The core idea is this. We are all familiar with the political system called “Democracy” as it is practised in much of the world, notably in the West. Democracy, especially the inclusive kind we currently practise, is, itself, a relatively young experiment. There are no guarantees it will survive. It is understandably unpopular with the elites, diluting their ability to mandate and requiring them to convince us that their power over us is good and should be supported.
We are also aware that the way the world communicates is changing rapidly and fundamentally. An exponential growth in the tools of information has meant, for the first time in human history, the vast majority of society can both inform themselves and inform others. We can get together in completely new ways. We can filter so we amplify some voices as we mute others. The planet is buzzing with our voices, much of the content inane, but some, totally profound and life-changing.
The Virtual Party seeks, in the first instance, to be a discussion on the opportunities presented by the intersection of these two ideas, the democractic process by which we organise ourselves as a society, and the potential of new information opportunities to enhance that very organisation. What happens when we stick universal communication and universal democracy together?
The potential is substantial. Democracy is unique in that it allows everyone a say, at least in theory. This is also one of its weaknesses as it requires all those “says” to be canvassed and collated regularly.
The Social Internet parallels the universality of Democracy by also allowing everyone a say. The Web allows everyone to both publish and consume commentary.

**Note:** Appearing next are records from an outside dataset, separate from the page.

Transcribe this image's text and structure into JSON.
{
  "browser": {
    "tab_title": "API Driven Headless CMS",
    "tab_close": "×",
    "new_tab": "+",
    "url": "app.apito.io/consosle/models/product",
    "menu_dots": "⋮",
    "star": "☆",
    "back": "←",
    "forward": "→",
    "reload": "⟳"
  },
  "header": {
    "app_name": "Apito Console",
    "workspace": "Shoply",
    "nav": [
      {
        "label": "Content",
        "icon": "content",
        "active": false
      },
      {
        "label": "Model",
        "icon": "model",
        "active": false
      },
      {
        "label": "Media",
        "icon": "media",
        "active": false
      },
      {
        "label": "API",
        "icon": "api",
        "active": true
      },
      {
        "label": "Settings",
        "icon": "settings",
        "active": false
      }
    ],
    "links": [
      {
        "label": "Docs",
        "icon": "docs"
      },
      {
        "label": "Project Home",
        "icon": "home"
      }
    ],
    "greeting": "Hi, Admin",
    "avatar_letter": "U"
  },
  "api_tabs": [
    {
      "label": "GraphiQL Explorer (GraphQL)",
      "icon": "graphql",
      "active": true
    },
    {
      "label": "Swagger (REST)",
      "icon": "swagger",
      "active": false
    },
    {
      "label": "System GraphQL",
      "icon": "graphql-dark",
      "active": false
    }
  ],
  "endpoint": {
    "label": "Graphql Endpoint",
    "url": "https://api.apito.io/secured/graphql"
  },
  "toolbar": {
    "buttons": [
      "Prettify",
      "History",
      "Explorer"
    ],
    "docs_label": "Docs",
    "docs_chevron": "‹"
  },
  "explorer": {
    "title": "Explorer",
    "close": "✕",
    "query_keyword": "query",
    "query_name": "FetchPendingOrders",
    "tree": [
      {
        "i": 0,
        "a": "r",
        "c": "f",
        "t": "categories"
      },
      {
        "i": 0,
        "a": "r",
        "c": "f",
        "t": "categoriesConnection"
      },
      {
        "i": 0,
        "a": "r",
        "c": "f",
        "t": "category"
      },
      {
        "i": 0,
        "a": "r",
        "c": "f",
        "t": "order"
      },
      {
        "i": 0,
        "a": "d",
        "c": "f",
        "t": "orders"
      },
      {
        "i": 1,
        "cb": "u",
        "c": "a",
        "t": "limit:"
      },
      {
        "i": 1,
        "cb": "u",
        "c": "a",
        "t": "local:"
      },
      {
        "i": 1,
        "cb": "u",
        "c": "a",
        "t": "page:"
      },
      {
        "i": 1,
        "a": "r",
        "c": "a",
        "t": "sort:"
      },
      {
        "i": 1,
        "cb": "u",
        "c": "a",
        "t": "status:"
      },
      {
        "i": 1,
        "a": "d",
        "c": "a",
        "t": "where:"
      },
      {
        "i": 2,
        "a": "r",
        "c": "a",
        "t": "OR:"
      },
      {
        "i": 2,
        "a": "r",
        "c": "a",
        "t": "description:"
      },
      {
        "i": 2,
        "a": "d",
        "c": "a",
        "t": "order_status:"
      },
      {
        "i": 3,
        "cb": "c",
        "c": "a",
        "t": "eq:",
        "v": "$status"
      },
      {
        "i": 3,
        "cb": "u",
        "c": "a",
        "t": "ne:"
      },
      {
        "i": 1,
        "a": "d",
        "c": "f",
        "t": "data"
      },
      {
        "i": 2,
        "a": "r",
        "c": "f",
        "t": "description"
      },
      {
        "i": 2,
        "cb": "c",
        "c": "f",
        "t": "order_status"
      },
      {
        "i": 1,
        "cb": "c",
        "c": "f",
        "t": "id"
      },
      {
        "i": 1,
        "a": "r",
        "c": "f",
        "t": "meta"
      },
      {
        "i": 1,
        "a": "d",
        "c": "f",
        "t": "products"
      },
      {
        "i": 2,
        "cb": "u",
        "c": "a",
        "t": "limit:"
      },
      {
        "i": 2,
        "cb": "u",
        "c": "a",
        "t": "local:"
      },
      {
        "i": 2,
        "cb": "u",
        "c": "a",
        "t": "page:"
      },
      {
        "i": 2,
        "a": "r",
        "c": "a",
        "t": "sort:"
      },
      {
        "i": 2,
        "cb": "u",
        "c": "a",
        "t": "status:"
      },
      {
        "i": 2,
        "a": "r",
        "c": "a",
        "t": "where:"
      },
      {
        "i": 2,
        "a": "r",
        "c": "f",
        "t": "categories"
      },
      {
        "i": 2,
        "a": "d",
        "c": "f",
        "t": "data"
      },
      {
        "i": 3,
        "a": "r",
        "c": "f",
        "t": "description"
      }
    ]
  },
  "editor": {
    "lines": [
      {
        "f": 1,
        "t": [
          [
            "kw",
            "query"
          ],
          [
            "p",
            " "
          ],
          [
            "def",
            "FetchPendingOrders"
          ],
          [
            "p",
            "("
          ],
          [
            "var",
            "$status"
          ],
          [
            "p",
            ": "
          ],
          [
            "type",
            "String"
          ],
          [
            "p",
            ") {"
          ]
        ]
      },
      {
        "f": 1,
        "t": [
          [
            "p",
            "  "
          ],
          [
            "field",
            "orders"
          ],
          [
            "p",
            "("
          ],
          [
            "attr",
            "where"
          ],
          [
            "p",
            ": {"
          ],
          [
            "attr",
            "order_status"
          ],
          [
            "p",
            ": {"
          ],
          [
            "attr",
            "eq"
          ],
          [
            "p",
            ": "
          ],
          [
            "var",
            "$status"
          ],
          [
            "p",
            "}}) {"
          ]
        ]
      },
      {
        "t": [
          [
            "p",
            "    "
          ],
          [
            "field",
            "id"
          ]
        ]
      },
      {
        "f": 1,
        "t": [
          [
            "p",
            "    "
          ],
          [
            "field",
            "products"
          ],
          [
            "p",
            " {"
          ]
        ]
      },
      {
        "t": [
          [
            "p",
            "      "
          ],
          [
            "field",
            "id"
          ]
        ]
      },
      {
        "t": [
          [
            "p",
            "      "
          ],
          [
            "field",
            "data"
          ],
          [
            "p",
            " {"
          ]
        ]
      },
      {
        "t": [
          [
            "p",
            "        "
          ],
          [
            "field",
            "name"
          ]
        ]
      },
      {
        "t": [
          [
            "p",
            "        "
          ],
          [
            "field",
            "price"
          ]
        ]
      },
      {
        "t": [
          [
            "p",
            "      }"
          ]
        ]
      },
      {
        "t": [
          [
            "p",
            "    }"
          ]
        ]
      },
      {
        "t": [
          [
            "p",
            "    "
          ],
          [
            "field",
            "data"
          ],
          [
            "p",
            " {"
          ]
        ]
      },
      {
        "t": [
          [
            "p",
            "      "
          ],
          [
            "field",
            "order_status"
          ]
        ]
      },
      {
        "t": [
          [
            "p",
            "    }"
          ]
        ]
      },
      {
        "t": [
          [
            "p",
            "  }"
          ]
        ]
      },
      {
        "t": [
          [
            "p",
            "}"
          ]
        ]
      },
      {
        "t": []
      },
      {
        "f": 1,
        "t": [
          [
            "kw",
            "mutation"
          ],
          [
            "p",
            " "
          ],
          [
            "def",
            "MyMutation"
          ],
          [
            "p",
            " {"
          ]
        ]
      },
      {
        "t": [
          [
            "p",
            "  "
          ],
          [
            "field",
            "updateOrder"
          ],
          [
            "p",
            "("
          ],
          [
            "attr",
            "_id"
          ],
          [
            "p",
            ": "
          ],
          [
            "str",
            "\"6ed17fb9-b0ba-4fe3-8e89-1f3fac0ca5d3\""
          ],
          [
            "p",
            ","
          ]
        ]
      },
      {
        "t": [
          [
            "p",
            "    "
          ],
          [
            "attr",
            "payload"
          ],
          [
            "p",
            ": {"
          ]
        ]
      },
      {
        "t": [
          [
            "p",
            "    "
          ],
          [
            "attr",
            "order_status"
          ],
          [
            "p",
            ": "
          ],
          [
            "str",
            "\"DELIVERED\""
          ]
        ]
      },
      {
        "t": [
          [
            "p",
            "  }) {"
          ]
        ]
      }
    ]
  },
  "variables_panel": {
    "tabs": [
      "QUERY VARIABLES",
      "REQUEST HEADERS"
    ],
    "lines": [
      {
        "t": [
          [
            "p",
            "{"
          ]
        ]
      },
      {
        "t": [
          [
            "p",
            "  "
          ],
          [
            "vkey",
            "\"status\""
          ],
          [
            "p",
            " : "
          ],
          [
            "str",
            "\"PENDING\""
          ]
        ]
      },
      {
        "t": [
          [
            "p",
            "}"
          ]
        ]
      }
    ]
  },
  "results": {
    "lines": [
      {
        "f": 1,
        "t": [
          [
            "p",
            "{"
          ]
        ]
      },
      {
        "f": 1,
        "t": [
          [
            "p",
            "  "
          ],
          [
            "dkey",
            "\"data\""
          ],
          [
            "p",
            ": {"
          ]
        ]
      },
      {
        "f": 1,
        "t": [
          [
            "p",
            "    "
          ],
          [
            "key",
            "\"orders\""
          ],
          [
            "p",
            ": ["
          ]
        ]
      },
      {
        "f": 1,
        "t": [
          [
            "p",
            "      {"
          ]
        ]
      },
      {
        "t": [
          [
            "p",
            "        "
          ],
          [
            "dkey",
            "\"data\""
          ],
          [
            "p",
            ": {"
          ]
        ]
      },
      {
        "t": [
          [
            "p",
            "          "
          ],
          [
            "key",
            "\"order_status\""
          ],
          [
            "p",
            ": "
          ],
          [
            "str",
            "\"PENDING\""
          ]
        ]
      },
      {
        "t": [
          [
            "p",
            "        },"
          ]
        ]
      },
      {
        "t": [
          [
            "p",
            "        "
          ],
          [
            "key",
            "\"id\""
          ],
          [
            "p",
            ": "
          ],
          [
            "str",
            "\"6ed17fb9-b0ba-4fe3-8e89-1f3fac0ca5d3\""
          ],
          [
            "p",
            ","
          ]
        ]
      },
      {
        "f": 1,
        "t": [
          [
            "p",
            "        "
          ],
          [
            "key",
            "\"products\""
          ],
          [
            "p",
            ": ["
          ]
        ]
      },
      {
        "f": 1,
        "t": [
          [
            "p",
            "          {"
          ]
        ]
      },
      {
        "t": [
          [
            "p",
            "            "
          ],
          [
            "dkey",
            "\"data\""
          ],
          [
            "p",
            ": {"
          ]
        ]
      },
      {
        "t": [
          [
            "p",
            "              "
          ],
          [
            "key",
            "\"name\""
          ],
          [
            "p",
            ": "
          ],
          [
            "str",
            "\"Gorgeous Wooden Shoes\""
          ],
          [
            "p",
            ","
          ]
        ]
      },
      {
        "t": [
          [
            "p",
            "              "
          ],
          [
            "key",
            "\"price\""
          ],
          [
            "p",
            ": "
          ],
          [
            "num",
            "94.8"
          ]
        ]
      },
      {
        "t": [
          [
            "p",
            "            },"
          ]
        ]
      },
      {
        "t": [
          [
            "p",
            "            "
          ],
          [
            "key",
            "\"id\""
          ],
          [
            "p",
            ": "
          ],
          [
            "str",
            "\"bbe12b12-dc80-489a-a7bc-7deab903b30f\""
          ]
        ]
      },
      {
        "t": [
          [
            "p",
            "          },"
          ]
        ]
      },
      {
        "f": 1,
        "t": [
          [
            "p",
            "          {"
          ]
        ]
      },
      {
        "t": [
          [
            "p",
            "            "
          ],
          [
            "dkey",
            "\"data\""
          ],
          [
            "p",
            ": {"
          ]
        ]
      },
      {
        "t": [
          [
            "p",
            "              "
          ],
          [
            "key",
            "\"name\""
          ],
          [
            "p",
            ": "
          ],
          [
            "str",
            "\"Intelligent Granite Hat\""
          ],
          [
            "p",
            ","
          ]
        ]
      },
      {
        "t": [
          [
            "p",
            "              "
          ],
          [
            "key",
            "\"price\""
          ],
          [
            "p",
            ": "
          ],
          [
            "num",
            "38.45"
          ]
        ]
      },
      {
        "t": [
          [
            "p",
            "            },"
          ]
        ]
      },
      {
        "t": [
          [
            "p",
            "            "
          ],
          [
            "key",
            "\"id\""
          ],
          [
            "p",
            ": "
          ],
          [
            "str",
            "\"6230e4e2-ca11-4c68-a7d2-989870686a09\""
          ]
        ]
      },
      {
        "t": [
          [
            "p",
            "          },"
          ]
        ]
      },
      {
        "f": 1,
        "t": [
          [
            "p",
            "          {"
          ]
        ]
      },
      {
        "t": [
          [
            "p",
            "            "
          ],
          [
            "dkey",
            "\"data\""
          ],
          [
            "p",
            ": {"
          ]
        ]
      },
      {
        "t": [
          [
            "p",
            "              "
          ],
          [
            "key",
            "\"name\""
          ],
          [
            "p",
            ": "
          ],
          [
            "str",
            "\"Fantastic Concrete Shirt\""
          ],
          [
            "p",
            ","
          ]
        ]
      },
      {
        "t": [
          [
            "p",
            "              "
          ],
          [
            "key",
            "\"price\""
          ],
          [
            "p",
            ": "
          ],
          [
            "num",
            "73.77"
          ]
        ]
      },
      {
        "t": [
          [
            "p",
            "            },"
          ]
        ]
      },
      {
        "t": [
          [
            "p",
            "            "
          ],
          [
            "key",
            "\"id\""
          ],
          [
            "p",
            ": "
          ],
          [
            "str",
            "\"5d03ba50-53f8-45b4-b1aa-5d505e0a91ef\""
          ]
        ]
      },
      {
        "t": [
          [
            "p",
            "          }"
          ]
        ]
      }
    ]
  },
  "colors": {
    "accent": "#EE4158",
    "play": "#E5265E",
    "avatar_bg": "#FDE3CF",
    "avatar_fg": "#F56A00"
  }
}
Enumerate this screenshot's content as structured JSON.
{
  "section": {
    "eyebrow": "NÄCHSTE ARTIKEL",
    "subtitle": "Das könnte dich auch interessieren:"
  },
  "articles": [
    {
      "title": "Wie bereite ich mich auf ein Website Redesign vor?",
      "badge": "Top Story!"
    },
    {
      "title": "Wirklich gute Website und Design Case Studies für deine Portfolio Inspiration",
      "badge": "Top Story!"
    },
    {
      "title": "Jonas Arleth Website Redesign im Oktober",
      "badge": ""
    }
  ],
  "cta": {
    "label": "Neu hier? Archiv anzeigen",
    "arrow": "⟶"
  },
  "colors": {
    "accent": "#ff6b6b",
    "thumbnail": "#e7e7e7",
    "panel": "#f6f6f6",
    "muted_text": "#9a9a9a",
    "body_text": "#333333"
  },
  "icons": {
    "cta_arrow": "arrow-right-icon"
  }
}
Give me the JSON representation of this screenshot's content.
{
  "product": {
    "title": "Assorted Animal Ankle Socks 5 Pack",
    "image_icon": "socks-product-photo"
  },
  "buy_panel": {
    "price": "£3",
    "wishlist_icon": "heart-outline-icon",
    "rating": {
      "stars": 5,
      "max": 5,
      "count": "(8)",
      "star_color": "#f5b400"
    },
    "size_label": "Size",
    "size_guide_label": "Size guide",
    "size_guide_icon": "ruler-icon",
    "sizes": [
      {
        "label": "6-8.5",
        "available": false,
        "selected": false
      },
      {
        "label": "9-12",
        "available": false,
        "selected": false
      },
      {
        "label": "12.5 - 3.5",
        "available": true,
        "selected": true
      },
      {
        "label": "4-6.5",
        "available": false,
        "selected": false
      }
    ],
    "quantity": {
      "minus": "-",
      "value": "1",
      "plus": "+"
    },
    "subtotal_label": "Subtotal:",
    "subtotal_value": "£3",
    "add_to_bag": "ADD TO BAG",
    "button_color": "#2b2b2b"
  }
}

Inevitably, there are huge practical problems in allowing everyone exercising their right to have their say on every issue. So a mechanism is needed by which each person can allocate their vote to another person who would use the vote on their behalf, thereby allowing all voices to be represented and thus heard.
The person trusted with the vote acts as a delegate much as Members of Parliament do. In our current democracy, this processes happens every three years, on election day. Technology could allow a more frequent voice and more-nuanced profile of voting preferences by allowing people to support different delegates for different issues. Delegates could, in turn, delegate the votes they represent to further representatives. Of course votes could be both re-allocated and withdrawn at any time, further strengthening the flexibility people have in how their vote counts in overall policy directions.
This blog entry is little more than thoughts from one of the interested parties as he populates a web page in support of the experiment. Hopefully, much more erudite and illuminating content will join it as other like-minded individuals are encouraged to declare themselves and participate.
Democracy’s greatest weakness (that it “lets in the riff-raff”) is also it’s greatest strength (in representing everyone, including us, the riff-raff). To paraphrase Winston Churchill, “Democracy is the worst political system – except for all the rest.” There’s just a chance that the wise application of the gift of communication that technology has provided us might make our democracy just that little bit better. In pursuit of that lofty goal, “Long Live the Virtual Party!”